In 1926, American proto-zoologist Asa Schaeffer sat a nine year old boy in a car, blindfolded him, and asked him to drive straight ahead into the prairie in western Kansas. He (luckily?) did this for scientific reasons. But what did he try to find out?
In previous experiments, Schaeffer had observed that people were unable to walk in a straight line when blindfolded. Even over short distances, they would rather move in spirals. Schaeffer suspected all sorts of physiologic reasons from different leg-lengths to the influence of body axis, and began to systematically rule them out: He had study participants walk under different circumstances, swim and row – blindfolded – and that is also why poor nine-year-old subject “U” mentioned above had to go on his worrisome ride. But the result was always the same: round and round and round they went – all the while thinking they were walking in a perfectly straight line. In 2009, Jan Souman and his Team at the Max Planck Institute for Biological Cybernetics had people walk in the Sahara desert, the German woods, and on the beach, coming to the same conclusion as Schaeffer in the 1920s (with much fancier measures than Schaeffer’s pen-and-paper tracking, of course): without a visual focus point like the sun we go around in spirals. But: why? After negatively testing several physiological explanations like left or right handedness or different dopamine spitting of left and right brain sides, Souman assumes a random accumulation of “noise” in the sensorimotor system behind our tendency to go astray.
Is there, or can there be a systematic explanation to this puzzling observation? Can our tendency to walk in circles when deprived of vision even be considered an error? And if not – what might its function be?

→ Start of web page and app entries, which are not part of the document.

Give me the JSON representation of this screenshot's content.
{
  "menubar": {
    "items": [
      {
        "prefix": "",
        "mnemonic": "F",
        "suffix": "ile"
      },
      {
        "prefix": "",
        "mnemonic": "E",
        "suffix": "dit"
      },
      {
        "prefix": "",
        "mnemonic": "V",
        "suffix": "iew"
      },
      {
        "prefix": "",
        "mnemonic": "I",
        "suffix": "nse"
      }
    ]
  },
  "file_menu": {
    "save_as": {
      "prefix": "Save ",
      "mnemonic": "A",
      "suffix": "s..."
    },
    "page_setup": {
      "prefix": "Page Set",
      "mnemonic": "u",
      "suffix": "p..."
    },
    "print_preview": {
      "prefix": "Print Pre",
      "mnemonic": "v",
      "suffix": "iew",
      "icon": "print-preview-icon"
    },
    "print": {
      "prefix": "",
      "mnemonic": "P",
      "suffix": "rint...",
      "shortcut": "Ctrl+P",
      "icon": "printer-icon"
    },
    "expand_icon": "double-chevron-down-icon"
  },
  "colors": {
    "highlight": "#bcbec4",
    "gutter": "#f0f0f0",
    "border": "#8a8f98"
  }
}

Schaeffer, Asa: Spiral Movement in Man. Journal of Morphology and Physiology 45 (1928)